Your objective
Every record must be written out once more, with nothing added or omitted.

Record extracts
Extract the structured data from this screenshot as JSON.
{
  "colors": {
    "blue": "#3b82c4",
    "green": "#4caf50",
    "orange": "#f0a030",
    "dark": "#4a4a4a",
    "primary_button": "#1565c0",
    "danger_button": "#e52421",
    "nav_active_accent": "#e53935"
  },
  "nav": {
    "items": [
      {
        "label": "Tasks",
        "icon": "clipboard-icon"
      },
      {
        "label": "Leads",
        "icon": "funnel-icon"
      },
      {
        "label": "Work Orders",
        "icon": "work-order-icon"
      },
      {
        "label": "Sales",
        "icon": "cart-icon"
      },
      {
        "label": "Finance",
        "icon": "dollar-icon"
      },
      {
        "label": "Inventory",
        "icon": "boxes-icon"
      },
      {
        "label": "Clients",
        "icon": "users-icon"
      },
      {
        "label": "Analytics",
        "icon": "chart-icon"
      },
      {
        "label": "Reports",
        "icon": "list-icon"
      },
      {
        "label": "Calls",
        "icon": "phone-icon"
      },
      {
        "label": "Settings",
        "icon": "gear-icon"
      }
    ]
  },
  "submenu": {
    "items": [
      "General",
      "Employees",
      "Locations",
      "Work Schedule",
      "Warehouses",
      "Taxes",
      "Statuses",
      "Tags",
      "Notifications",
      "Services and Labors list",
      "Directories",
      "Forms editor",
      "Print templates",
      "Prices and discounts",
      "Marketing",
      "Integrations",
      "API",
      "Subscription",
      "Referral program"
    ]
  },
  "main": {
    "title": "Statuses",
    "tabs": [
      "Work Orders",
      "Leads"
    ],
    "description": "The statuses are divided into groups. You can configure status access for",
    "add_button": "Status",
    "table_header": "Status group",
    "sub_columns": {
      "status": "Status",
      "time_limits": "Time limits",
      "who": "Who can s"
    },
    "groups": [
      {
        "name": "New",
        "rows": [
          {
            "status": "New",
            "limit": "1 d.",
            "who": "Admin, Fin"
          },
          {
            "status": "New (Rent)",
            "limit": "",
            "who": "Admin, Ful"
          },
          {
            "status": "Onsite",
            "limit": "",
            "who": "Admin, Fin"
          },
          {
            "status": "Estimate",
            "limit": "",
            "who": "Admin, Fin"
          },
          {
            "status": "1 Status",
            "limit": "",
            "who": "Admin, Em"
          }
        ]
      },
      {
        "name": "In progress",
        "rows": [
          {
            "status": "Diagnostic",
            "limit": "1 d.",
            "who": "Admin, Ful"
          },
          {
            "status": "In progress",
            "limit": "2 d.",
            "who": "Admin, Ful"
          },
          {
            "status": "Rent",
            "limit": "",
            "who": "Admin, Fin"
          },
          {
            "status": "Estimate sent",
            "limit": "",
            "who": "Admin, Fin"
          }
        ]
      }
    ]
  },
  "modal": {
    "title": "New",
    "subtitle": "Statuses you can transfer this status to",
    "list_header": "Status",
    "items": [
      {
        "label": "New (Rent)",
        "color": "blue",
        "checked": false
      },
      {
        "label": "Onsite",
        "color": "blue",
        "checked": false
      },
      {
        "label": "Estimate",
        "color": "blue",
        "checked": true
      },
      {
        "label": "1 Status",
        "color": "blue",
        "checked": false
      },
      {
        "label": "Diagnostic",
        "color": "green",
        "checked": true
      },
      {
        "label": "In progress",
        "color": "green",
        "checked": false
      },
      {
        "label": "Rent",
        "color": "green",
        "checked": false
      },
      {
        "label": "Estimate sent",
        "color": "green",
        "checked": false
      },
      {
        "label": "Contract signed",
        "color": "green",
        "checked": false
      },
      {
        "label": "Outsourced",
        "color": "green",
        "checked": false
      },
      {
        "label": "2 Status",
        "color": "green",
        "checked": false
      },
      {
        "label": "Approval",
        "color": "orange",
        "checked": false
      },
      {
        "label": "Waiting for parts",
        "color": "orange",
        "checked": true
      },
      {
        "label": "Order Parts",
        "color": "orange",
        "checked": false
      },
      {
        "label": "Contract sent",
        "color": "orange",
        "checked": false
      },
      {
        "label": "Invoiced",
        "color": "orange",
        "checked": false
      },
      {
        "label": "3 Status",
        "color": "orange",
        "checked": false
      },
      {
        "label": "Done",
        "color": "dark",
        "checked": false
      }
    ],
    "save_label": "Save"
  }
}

Exercise result
Extract the structured data from this screenshot as JSON.
{
  "colors": {
    "blue": "#3b82c4",
    "green": "#4caf50",
    "orange": "#f0a030",
    "dark": "#4a4a4a",
    "primary_button": "#1565c0",
    "danger_button": "#e52421",
    "nav_active_accent": "#e53935"
  },
  "nav": {
    "items": [
      {
        "label": "Tasks",
        "icon": "clipboard-icon"
      },
      {
        "label": "Leads",
        "icon": "funnel-icon"
      },
      {
        "label": "Work Orders",
        "icon": "work-order-icon"
      },
      {
        "label": "Sales",
        "icon": "cart-icon"
      },
      {
        "label": "Finance",
        "icon": "dollar-icon"
      },
      {
        "label": "Inventory",
        "icon": "boxes-icon"
      },
      {
        "label": "Clients",
        "icon": "users-icon"
      },
      {
        "label": "Analytics",
        "icon": "chart-icon"
      },
      {
        "label": "Reports",
        "icon": "list-icon"
      },
      {
        "label": "Calls",
        "icon": "phone-icon"
      },
      {
        "label": "Settings",
        "icon": "gear-icon"
      }
    ]
  },
  "submenu": {
    "items": [
      "General",
      "Employees",
      "Locations",
      "Work Schedule",
      "Warehouses",
      "Taxes",
      "Statuses",
      "Tags",
      "Notifications",
      "Services and Labors list",
      "Directories",
      "Forms editor",
      "Print templates",
      "Prices and discounts",
      "Marketing",
      "Integrations",
      "API",
      "Subscription",
      "Referral program"
    ]
  },
  "main": {
    "title": "Statuses",
    "tabs": [
      "Work Orders",
      "Leads"
    ],
    "description": "The statuses are divided into groups. You can configure status access for",
    "add_button": "Status",
    "table_header": "Status group",
    "sub_columns": {
      "status": "Status",
      "time_limits": "Time limits",
      "who": "Who can s"
    },
    "groups": [
      {
        "name": "New",
        "rows": [
          {
            "status": "New",
            "limit": "1 d.",
            "who": "Admin, Fin"
          },
          {
            "status": "New (Rent)",
            "limit": "",
            "who": "Admin, Ful"
          },
          {
            "status": "Onsite",
            "limit": "",
            "who": "Admin, Fin"
          },
          {
            "status": "Estimate",
            "limit": "",
            "who": "Admin, Fin"
          },
          {
            "status": "1 Status",
            "limit": "",
            "who": "Admin, Em"
          }
        ]
      },
      {
        "name": "In progress",
        "rows": [
          {
            "status": "Diagnostic",
            "limit": "1 d.",
            "who": "Admin, Ful"
          },
          {
            "status": "In progress",
            "limit": "2 d.",
            "who": "Admin, Ful"
          },
          {
            "status": "Rent",
            "limit": "",
            "who": "Admin, Fin"
          },
          {
            "status": "Estimate sent",
            "limit": "",
            "who": "Admin, Fin"
          }
        ]
      }
    ]
  },
  "modal": {
    "title": "New",
    "subtitle": "Statuses you can transfer this status to",
    "list_header": "Status",
    "items": [
      {
        "label": "New (Rent)",
        "color": "blue",
        "checked": false
      },
      {
        "label": "Onsite",
        "color": "blue",
        "checked": false
      },
      {
        "label": "Estimate",
        "color": "blue",
        "checked": true
      },
      {
        "label": "1 Status",
        "color": "blue",
        "checked": false
      },
      {
        "label": "Diagnostic",
        "color": "green",
        "checked": true
      },
      {
        "label": "In progress",
        "color": "green",
        "checked": false
      },
      {
        "label": "Rent",
        "color": "green",
        "checked": false
      },
      {
        "label": "Estimate sent",
        "color": "green",
        "checked": false
      },
      {
        "label": "Contract signed",
        "color": "green",
        "checked": false
      },
      {
        "label": "Outsourced",
        "color": "green",
        "checked": false
      },
      {
        "label": "2 Status",
        "color": "green",
        "checked": false
      },
      {
        "label": "Approval",
        "color": "orange",
        "checked": false
      },
      {
        "label": "Waiting for parts",
        "color": "orange",
        "checked": true
      },
      {
        "label": "Order Parts",
        "color": "orange",
        "checked": false
      },
      {
        "label": "Contract sent",
        "color": "orange",
        "checked": false
      },
      {
        "label": "Invoiced",
        "color": "orange",
        "checked": false
      },
      {
        "label": "3 Status",
        "color": "orange",
        "checked": false
      },
      {
        "label": "Done",
        "color": "dark",
        "checked": false
      }
    ],
    "save_label": "Save"
  }
}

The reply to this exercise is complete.